Some Turn to Real Estate as Stock Market Falters

Eighty million of us are invested in the stock market, but a lot of us have lost money because the market is at a four-year low. So what investments are safe? Some nervous investors are looking close to home.

"People are looking to real estate as a safe investment, something tangible and something they can control when they want to buy and sell," said Lisa Maysonet, a New York realtor with Insignia Douglas Elliman.

Maysonet said clients today aren't just shoppers, they're buyers, and despite the volatile stock market, sales of New York apartments have remained strong. People are buying bigger homes and second homes -- all to feel a little safer in an uncertain economy.

"The stock market is going to continue to be a rocky place to invest, at least through the end of this summer, possibly through the end of the year," said Amey Stone of Business Week Online. "That will continue to fuel people wanting to put money into real estate."

But that's not necessarily the way to go, said financial planner Al Gobo of U.S. Financial Services.

"I don't advise people getting out of the equity markets and jumping into other markets, i.e. real estate or bonds," Gobo said.

That's because the stock market is depressed and the real estate market is booming, to the point that property may be overpriced. But the bubble could burst and real estate could meet the same fate the stock market did.

"If you're the last person standing when the music stops and you don't have a chair to sit in, you're stuck with a house you paid $500,000 for that's worth $400,000 today," Gobo said.

And low interest rates make buying even more tempting.

"Interest rates are so low that in most cases, it makes sense to own," Maysonet said.

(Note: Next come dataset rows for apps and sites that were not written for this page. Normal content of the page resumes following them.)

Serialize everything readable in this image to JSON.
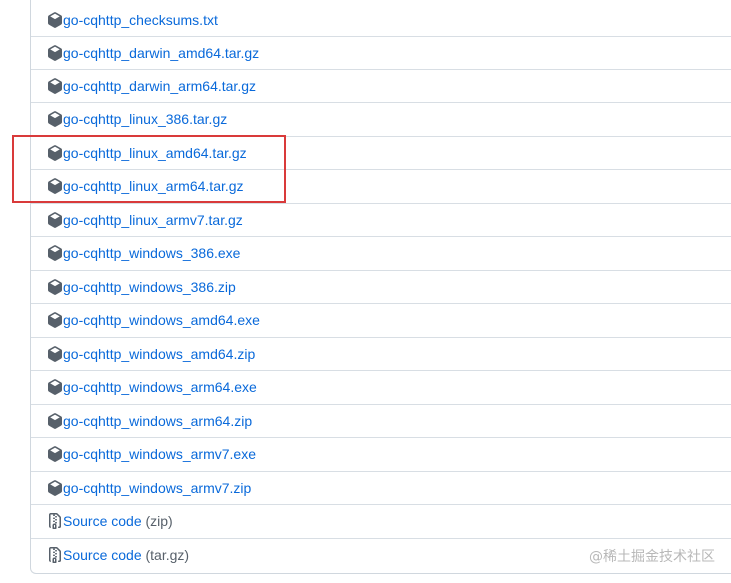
{
  "assets": [
    {
      "name": "go-cqhttp_checksums.txt",
      "icon": "package-icon"
    },
    {
      "name": "go-cqhttp_darwin_amd64.tar.gz",
      "icon": "package-icon"
    },
    {
      "name": "go-cqhttp_darwin_arm64.tar.gz",
      "icon": "package-icon"
    },
    {
      "name": "go-cqhttp_linux_386.tar.gz",
      "icon": "package-icon"
    },
    {
      "name": "go-cqhttp_linux_amd64.tar.gz",
      "icon": "package-icon"
    },
    {
      "name": "go-cqhttp_linux_arm64.tar.gz",
      "icon": "package-icon"
    },
    {
      "name": "go-cqhttp_linux_armv7.tar.gz",
      "icon": "package-icon"
    },
    {
      "name": "go-cqhttp_windows_386.exe",
      "icon": "package-icon"
    },
    {
      "name": "go-cqhttp_windows_386.zip",
      "icon": "package-icon"
    },
    {
      "name": "go-cqhttp_windows_amd64.exe",
      "icon": "package-icon"
    },
    {
      "name": "go-cqhttp_windows_amd64.zip",
      "icon": "package-icon"
    },
    {
      "name": "go-cqhttp_windows_arm64.exe",
      "icon": "package-icon"
    },
    {
      "name": "go-cqhttp_windows_arm64.zip",
      "icon": "package-icon"
    },
    {
      "name": "go-cqhttp_windows_armv7.exe",
      "icon": "package-icon"
    },
    {
      "name": "go-cqhttp_windows_armv7.zip",
      "icon": "package-icon"
    }
  ],
  "source": [
    {
      "name": "Source code",
      "ext": "(zip)",
      "icon": "file-zip-icon"
    },
    {
      "name": "Source code",
      "ext": "(tar.gz)",
      "icon": "file-zip-icon"
    }
  ],
  "watermark": "@稀土掘金技术社区",
  "colors": {
    "link": "#0969da",
    "muted": "#57606a",
    "highlight": "#d93a3a"
  }
}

But buyers should be cautious. Like any decision involving big bucks, it pays to consult the experts -- and think for the long-term.